Similarly, when FDA announced its intent to investigate the safety of caffeine in food products, the mere expression of FDA’s concern was sufficient to prompt a number of companies to stop distribution.  That announcement followed on the heels of FDA’s prior warning letters targeting certain caffeinated alcoholic beverages, which the manufacturers subsequently stopped distributing.  These actions and industry’s response thereto give the lie to any claim that FDA’s ability to address potentially unlawful uses of food ingredients is hampered by the agency’s inability to show harm.  If anything, the challenge FDA faces in exercising its food additive authority lies in doing so judiciously, as illustrated by the agency’s recent, sweeping proposal to revoke the GRAS status of partially hydrogenated oils.

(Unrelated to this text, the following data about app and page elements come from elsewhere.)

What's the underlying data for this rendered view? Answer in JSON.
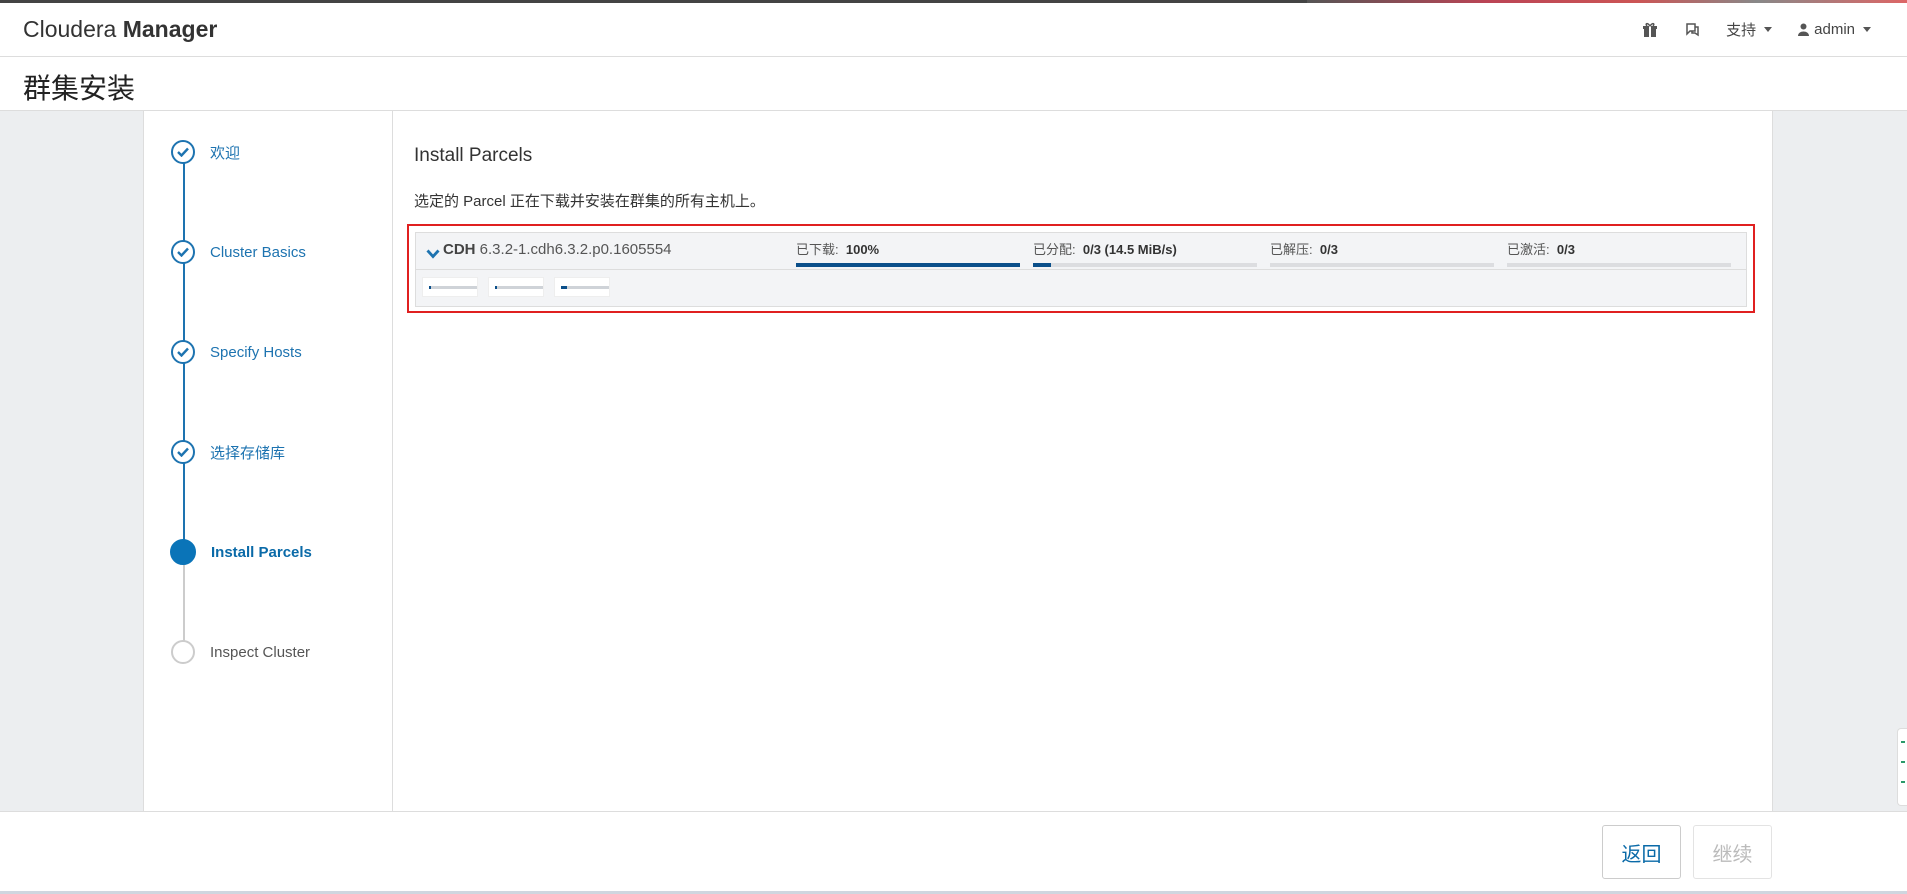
{
  "header": {
    "brand_light": "Cloudera",
    "brand_bold": "Manager",
    "support_label": "支持",
    "user_label": "admin"
  },
  "page": {
    "title": "群集安装"
  },
  "steps": [
    {
      "label": "欢迎",
      "state": "done"
    },
    {
      "label": "Cluster Basics",
      "state": "done"
    },
    {
      "label": "Specify Hosts",
      "state": "done"
    },
    {
      "label": "选择存储库",
      "state": "done"
    },
    {
      "label": "Install Parcels",
      "state": "active"
    },
    {
      "label": "Inspect Cluster",
      "state": "pending"
    }
  ],
  "main": {
    "title": "Install Parcels",
    "description": "选定的 Parcel 正在下载并安装在群集的所有主机上。",
    "parcel": {
      "name": "CDH",
      "version": "6.3.2-1.cdh6.3.2.p0.1605554",
      "stats": [
        {
          "label": "已下载:",
          "value": "100%",
          "progress": 1.0
        },
        {
          "label": "已分配:",
          "value": "0/3 (14.5 MiB/s)",
          "progress": 0.08
        },
        {
          "label": "已解压:",
          "value": "0/3",
          "progress": 0.0
        },
        {
          "label": "已激活:",
          "value": "0/3",
          "progress": 0.0
        }
      ],
      "hosts": [
        {
          "progress": 0.05
        },
        {
          "progress": 0.05
        },
        {
          "progress": 0.12
        }
      ]
    }
  },
  "footer": {
    "back_label": "返回",
    "continue_label": "继续"
  },
  "colors": {
    "accent": "#1d73b0",
    "progress": "#0b4f8a",
    "highlight": "#e02020"
  }
}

In closing out Part 1, we note that, whereas some critiques of the GRAS exception have been intended to enlighten, the current critique appears primarily intended to frighten.  The narrative is simple – profit-hungry companies are using unsafe chemicals in food to pump up their bottom lines, under the lazy eye of an agency that relies on outmoded science and an antiquated law.  While that narrative might provide a nice fund-raising platform for an NGO, it contributes little to the reasoned discourse needed to evaluate whether and how the existing system might be improved, and which improvements might yield benefits commensurate with their costs.  In that vein, we note that industry is stepping up to the plate with the establishment of a Center for Research on Ingredient Safety ("CRIS") in conjunction with Michigan State University.